● Supplied material:
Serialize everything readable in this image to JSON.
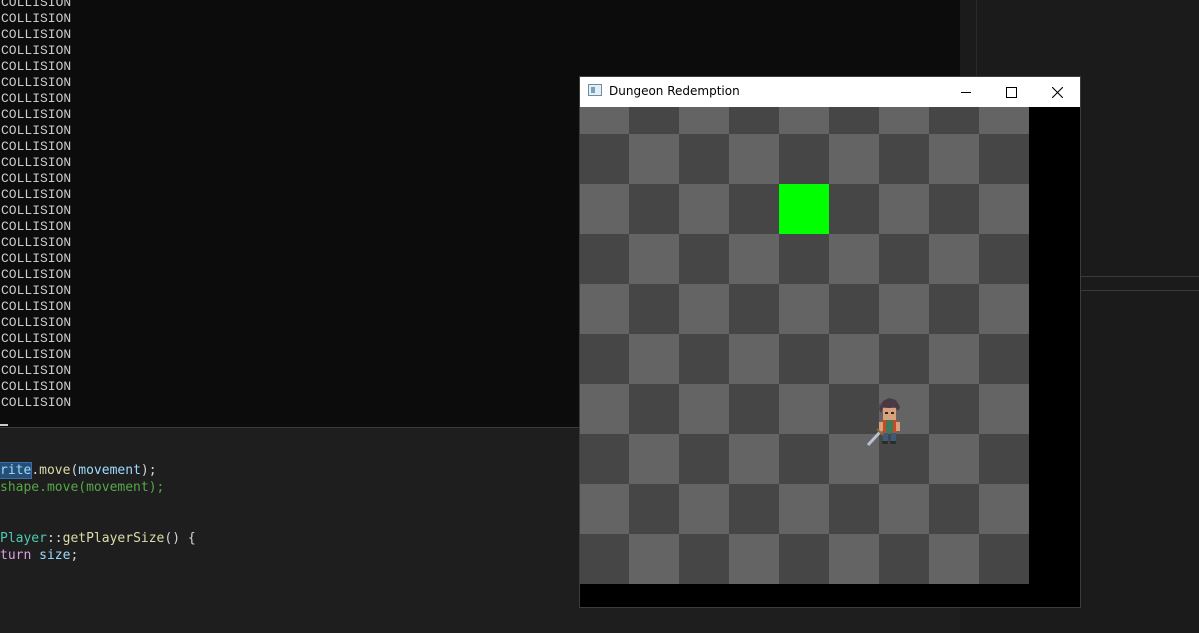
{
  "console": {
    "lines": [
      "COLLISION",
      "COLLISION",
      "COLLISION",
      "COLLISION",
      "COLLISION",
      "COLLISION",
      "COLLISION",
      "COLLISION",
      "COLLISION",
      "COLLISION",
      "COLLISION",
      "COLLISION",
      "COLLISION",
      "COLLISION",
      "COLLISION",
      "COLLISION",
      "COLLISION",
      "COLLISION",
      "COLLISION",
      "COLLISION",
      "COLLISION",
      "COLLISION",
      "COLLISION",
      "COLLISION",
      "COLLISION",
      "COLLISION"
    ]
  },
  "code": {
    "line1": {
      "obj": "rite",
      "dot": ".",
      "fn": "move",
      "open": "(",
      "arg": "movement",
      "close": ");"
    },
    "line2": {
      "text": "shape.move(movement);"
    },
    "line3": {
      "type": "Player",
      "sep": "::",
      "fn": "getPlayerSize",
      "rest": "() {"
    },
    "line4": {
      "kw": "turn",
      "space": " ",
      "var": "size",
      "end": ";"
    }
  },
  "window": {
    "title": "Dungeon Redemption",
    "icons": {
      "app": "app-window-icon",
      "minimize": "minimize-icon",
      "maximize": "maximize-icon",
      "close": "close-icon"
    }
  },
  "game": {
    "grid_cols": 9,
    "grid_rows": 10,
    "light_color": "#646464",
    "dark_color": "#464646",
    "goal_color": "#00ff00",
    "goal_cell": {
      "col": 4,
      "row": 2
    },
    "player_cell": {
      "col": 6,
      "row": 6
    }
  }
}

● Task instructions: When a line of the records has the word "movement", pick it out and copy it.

● Your solution:
      "arg": "movement",
      "text": "shape.move(movement);"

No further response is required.